BMW chairman warns new electric Mini may not be British-built
Few brands are as British as Mini. Even though the company is owned by BMW, it still builds cars in the UK – with a plant in Coleshill making engines, one in Swindon producing body pressings, and a final facility in Cowley, Oxford, which assembles the cars ready for sale.
However, with uncertainty over Brexit negotiations looming, BMW's chairman, Harald Kruger, warned that the latest Mini – an all-electric hatchback – may not be built in the UK at all.
Though the company previously announced plans to build the car in the UK, Kruger suggested that in the event of a hard Brexit with no free trade deal agreed, the firm might build its new electric vehicle elsewhere.
Speaking to the Sunday Times, Kruger said "both sides would lose" if a tariff-free deal was not reached. "Today already there is a second location for Mini," he said. Mini has another manufacturing plant in the Netherlands, while the car's battery and motors would be imported from Germany – suggesting that car production might be relocated there if no free trade deal is reached.
"BMW can't invest into the future if you don't have any free trade agreements," Kruger continued.

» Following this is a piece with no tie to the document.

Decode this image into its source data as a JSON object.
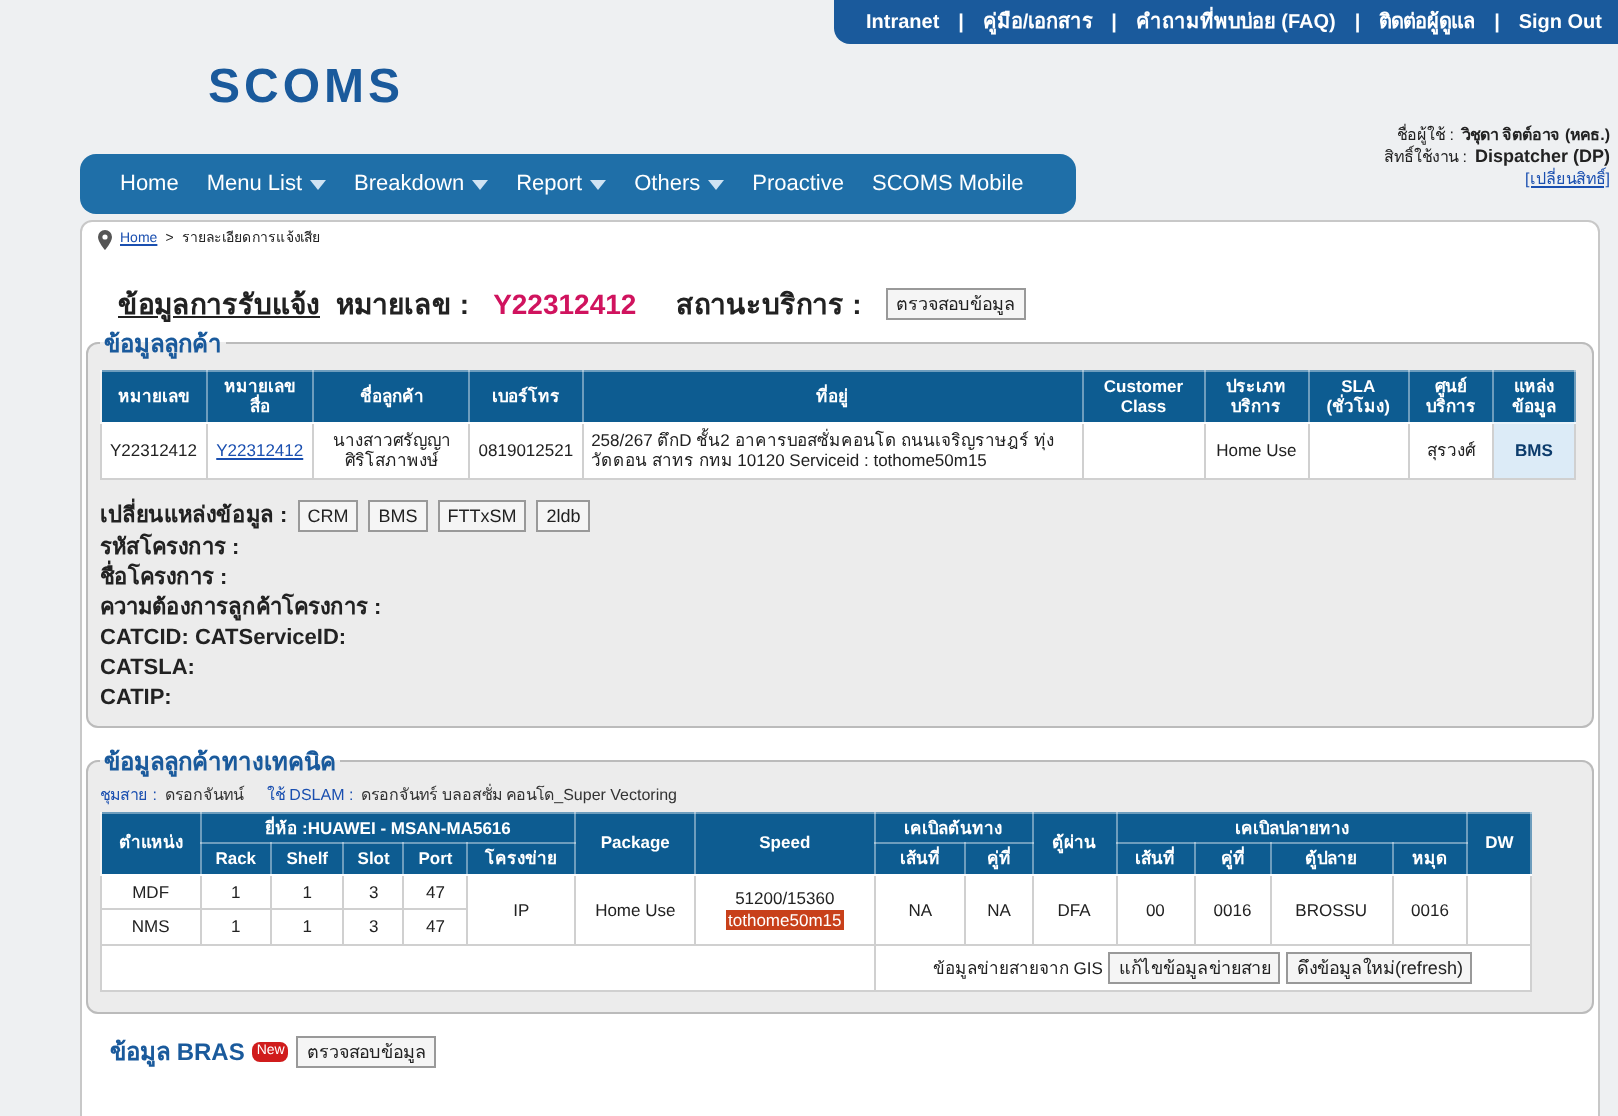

The electric Mini concept was shown at the 2017 Frankfurt Motor Show, and previews a production car which will arrive in 2019. It's part of Mini's new E electric mobility brand, which will eventually encompass hybrid and electric versions of most of the firm's models.